Addiction can be heartbreaking to watch someone you care about struggle with, yet it is crucial that their behavior not be covered up or any potential repercussions protected against.
Cognitive Behavioral Therapy (CBT) may be effective in helping with compulsive gambling, often by shifting unhealthy thoughts and beliefs associated with betting.
People struggling with gambling addiction will typically display irregular behavior in their everyday lives, including hiding gambling activity from loved ones and finding ways to delay bills payments or work longer hours without notification from management. Liars may also begin lying about where they spend their time. Mood swings could also indicate someone has an addiction problem.
Gambling addiction can create many serious difficulties for those affected, including money issues, job loss, relationship difficulties and even criminal acts to acquire more funds to gamble with. Many who struggle with gambling addiction also suffer anxiety or depression and feel powerless to change their behavior.
Be wary of signs of gambling addiction among friends and family. Early recognition can allow those affected to get professional treatment before their issues worsen further. Furthermore, identification of any additional addictions that might exist will allow for dual diagnosis treatment to take place as necessary.
Living with an addictive gambler may require setting boundaries when it comes to money. This includes not allowing them to spend beyond what is affordable, as well as avoiding places which trigger gambling cravings. For help in setting these strategies, seek professional counseling or an addiction support group in your area.
Gambling addiction can be difficult to pinpoint exactly, due to various risk factors including age, sex and family history.
At its heart, problem gambling requires us to recognize its symptoms and act quickly before it has an adverse impact on finances, relationships and careers. Up until recently, pathological gambling was often classified as an impulse control disorder – which included similar disorders like Kleptomania and Trichotillomania (hair pulling). Recently however, the American Psychiatric Association made what many considered an unprecedented move by moving pathological gambling from that label into its Addictions chapter of its Diagnostic and Statistical Manual of Mental Disorders – marking what many see as a milestone decision by moving pathological gambling from impulse-control disorder label into Addictions chapter!
At first, acknowledging their problem can be the hardest step towards seeking treatment – yet many gamblers continue regardless, risking money and relationships in order to feed their addiction. Once this step has been taken, seeking help should follow as quickly as possible.

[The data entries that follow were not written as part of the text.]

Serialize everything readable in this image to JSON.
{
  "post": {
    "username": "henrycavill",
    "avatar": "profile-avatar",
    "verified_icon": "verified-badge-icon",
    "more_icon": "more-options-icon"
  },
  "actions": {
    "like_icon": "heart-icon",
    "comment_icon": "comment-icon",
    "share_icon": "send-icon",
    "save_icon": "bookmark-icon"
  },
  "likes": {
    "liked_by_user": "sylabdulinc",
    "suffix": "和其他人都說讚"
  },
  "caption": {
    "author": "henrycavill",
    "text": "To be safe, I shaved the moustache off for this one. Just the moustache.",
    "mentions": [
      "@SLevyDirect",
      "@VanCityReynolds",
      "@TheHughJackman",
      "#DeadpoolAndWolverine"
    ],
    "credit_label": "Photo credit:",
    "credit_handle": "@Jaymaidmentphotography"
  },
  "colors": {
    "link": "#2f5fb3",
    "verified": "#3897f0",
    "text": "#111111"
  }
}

Gambling problems can have devastating psychological and physical repercussions for those involved. Gambling addictions fall under the category of process addiction or behavioral addiction, meaning someone becomes addicted to a behavior which produces feelings rather than substances.
Pathological gambling addiction is typically treated with cognitive-behavioral therapy. Through this therapy, those affected will learn how to resist unwanted thoughts and habits while challenging irrational beliefs – like believing a string of losses means an imminent win – as well as recognize and stop compulsive behaviors.
Watching someone you care for struggle with gambling addiction is often painful, particularly when their problem impacts relationships, finances or emotional wellbeing. If someone you know has an issue, encourage them to seek assistance – counseling sessions with clinical professionals or self-help groups such as Gamblers Anonymous may provide invaluable help; additionally they could join a self-exclusion program which legally prevents accessing casinos of their choosing.
Behavioral therapy is at the core of treating addictive gambling disorders, and may include cognitive-behavioral therapy or systematic exposure. This form of therapy works to reprogram individuals’ brains by replacing negative gambling thoughts with more healthy beliefs; additionally it may address any underlying mood disorders such as depression, stress or anxiety which trigger gambling problems or make them worse. Psychotherapy alone may not suffice – in addition to this option people may benefit from medication designed for substance abuse treatment which have also shown promise in decreasing gambling urges.